## Records for processing
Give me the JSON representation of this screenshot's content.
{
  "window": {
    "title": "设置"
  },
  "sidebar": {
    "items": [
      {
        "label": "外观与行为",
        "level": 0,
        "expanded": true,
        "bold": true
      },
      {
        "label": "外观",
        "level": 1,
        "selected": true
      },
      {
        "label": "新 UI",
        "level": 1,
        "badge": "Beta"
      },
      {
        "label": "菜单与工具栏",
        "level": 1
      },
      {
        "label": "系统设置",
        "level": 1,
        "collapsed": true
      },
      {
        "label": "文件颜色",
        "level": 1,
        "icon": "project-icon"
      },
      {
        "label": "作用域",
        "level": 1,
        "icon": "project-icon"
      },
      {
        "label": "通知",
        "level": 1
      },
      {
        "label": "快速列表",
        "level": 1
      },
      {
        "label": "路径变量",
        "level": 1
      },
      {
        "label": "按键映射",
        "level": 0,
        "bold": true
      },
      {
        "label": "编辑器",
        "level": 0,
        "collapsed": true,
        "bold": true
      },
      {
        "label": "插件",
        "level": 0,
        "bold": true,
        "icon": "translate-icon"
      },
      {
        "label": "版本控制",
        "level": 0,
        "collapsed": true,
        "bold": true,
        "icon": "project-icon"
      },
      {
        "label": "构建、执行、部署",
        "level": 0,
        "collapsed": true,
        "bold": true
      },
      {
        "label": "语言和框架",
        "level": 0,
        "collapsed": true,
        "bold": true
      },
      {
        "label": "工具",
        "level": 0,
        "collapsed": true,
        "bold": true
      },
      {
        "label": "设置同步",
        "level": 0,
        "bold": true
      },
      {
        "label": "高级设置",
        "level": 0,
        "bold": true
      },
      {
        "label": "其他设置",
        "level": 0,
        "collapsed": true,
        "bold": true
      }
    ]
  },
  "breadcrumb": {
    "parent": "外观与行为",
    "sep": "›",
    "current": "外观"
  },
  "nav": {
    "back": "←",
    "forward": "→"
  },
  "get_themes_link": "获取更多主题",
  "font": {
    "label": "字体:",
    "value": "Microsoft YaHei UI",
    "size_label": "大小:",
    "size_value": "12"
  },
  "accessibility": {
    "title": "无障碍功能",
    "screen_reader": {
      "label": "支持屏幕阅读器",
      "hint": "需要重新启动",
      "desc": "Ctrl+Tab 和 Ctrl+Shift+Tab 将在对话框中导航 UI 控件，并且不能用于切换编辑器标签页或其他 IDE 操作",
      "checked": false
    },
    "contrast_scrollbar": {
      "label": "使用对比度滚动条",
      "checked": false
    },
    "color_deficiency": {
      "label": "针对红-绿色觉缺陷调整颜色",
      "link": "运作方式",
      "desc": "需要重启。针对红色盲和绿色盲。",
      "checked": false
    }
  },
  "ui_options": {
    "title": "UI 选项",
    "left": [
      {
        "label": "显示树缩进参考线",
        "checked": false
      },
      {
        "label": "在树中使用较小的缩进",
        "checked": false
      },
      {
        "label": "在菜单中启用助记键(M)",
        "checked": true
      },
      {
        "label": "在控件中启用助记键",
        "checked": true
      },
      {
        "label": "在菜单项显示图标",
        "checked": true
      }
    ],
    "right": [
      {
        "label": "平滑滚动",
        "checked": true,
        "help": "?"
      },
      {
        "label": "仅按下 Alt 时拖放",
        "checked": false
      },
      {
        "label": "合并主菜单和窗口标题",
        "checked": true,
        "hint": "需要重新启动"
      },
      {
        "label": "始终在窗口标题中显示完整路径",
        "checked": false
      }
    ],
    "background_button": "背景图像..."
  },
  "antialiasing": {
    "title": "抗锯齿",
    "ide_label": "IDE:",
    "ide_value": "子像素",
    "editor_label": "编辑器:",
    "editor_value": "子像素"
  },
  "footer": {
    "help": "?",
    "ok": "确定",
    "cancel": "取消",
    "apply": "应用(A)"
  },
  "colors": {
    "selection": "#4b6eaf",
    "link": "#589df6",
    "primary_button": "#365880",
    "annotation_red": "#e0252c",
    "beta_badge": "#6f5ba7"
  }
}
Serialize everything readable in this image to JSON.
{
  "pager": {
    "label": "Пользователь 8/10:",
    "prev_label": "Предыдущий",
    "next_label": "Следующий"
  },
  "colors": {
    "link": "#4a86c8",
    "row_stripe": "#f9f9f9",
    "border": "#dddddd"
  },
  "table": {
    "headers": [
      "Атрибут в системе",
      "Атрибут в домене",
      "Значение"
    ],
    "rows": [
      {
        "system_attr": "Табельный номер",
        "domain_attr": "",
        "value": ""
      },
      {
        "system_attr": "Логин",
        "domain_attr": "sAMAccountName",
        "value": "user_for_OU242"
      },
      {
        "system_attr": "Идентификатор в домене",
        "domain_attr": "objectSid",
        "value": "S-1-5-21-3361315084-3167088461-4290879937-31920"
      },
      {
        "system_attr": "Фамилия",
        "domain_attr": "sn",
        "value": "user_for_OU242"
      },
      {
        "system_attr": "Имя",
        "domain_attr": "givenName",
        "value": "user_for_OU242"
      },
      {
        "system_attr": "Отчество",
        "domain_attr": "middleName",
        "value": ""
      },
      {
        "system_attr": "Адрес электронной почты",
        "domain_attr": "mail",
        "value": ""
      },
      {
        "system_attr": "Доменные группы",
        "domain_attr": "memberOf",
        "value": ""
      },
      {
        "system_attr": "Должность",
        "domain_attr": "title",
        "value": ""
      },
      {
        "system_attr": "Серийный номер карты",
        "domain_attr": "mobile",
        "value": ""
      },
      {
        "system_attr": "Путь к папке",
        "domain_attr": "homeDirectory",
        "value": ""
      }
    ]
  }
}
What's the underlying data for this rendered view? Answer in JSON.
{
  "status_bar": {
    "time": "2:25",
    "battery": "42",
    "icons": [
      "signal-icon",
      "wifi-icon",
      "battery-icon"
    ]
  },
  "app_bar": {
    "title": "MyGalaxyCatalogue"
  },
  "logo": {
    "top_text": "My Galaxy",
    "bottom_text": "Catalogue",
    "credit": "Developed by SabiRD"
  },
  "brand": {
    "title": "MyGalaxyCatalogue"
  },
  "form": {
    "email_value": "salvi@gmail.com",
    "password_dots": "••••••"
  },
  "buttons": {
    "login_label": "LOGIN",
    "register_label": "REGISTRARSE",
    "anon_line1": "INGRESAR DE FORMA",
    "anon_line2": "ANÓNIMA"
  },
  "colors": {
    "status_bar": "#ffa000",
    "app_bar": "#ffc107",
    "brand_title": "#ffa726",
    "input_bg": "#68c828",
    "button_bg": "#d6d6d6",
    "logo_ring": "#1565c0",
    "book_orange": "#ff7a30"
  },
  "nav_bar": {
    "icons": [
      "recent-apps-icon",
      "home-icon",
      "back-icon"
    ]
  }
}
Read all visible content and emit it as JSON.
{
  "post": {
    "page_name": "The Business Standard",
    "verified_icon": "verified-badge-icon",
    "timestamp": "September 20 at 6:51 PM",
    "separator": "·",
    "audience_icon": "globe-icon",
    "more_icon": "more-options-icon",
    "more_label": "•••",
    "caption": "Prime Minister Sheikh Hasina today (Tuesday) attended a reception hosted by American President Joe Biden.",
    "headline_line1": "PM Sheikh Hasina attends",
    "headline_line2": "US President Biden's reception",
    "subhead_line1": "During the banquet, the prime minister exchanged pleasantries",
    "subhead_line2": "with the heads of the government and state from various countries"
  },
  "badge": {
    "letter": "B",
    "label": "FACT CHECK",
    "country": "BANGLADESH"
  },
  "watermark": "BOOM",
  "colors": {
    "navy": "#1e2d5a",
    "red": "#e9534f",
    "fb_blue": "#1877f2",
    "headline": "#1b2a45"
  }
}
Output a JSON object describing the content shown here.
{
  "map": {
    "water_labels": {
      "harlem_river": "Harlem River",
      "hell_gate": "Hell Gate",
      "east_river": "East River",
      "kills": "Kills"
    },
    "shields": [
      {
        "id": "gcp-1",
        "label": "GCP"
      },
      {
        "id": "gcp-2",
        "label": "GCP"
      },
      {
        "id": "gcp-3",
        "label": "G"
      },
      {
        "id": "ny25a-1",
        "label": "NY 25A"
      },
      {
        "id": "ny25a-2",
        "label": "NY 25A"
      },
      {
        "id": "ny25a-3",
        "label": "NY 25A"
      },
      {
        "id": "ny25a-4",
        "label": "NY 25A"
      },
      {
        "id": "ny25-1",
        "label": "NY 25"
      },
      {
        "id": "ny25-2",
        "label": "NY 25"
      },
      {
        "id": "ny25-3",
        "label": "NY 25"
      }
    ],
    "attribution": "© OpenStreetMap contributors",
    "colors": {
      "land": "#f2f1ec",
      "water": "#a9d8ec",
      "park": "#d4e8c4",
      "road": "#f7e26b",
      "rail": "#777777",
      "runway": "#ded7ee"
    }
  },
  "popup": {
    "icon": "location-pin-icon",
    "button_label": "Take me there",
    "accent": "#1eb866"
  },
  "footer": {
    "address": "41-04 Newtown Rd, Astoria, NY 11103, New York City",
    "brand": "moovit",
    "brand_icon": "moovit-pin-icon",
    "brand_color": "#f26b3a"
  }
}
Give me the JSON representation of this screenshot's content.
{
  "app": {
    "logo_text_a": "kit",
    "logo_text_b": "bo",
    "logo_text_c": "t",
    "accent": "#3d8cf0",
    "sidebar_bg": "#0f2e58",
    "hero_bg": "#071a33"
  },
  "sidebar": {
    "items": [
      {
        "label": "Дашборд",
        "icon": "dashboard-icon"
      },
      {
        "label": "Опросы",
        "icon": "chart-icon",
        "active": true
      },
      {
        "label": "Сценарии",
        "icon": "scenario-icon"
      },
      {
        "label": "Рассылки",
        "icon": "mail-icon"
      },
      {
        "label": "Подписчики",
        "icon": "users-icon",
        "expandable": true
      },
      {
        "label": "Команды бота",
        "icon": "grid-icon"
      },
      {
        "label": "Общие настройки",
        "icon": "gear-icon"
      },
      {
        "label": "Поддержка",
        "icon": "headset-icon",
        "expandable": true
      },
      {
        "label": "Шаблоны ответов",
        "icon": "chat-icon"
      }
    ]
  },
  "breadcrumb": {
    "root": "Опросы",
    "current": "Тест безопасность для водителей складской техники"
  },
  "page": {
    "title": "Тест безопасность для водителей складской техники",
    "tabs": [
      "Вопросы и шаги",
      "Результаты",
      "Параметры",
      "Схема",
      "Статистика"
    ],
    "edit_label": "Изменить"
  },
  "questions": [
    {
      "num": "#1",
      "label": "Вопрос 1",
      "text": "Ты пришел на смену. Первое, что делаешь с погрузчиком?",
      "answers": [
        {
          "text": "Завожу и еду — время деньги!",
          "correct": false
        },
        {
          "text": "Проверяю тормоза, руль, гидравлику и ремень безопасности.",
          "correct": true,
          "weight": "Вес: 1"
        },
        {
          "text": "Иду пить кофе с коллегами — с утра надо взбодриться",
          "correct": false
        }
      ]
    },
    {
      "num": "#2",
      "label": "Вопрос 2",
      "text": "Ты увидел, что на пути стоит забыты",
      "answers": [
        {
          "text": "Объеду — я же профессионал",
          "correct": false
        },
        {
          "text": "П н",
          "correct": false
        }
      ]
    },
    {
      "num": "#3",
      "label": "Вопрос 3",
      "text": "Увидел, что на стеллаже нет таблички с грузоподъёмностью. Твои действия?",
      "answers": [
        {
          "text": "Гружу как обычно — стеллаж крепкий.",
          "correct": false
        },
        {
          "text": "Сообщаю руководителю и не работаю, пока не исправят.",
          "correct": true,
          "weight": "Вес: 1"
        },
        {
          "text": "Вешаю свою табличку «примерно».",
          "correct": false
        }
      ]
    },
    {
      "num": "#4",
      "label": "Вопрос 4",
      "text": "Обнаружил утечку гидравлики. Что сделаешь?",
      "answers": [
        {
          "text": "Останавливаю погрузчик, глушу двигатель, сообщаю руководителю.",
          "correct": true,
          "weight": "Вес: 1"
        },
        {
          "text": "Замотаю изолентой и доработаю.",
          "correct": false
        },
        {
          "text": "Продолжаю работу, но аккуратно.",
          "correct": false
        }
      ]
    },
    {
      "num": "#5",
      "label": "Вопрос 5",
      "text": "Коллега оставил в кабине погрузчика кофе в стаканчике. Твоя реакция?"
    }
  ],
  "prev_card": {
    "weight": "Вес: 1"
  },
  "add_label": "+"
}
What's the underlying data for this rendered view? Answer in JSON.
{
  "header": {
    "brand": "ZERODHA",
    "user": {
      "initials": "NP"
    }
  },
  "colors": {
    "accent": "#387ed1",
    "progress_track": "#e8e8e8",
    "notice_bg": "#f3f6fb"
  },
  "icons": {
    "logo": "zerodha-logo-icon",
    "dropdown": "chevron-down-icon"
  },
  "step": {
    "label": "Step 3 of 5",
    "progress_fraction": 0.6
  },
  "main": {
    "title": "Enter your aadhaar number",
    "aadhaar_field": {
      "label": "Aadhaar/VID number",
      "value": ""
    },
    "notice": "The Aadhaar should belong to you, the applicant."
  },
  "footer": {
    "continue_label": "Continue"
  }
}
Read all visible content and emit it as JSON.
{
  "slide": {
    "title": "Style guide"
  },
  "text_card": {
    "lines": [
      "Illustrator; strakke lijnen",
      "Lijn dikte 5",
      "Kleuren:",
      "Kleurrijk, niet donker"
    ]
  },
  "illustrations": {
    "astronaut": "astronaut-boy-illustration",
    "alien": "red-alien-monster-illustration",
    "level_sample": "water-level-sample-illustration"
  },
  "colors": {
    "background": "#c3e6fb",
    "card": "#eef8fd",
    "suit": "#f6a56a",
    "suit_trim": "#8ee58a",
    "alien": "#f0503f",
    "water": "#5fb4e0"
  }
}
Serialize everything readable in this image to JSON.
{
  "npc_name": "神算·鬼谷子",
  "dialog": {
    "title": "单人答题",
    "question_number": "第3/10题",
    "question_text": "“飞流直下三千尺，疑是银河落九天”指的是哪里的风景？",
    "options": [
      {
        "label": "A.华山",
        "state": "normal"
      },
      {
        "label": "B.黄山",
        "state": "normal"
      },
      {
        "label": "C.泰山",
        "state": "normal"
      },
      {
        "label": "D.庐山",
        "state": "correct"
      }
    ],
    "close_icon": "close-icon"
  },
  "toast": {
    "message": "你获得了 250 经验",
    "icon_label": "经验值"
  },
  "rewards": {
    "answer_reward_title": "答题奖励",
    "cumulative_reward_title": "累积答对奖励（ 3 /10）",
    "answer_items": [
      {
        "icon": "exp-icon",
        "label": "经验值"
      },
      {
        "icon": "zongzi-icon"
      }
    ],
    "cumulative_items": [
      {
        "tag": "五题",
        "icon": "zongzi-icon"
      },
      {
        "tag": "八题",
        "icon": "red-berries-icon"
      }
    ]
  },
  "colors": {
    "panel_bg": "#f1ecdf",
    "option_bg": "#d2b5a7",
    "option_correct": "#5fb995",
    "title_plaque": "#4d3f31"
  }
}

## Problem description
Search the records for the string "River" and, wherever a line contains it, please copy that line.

## Exercise response
      "harlem_river": "Harlem River",
      "east_river": "East River",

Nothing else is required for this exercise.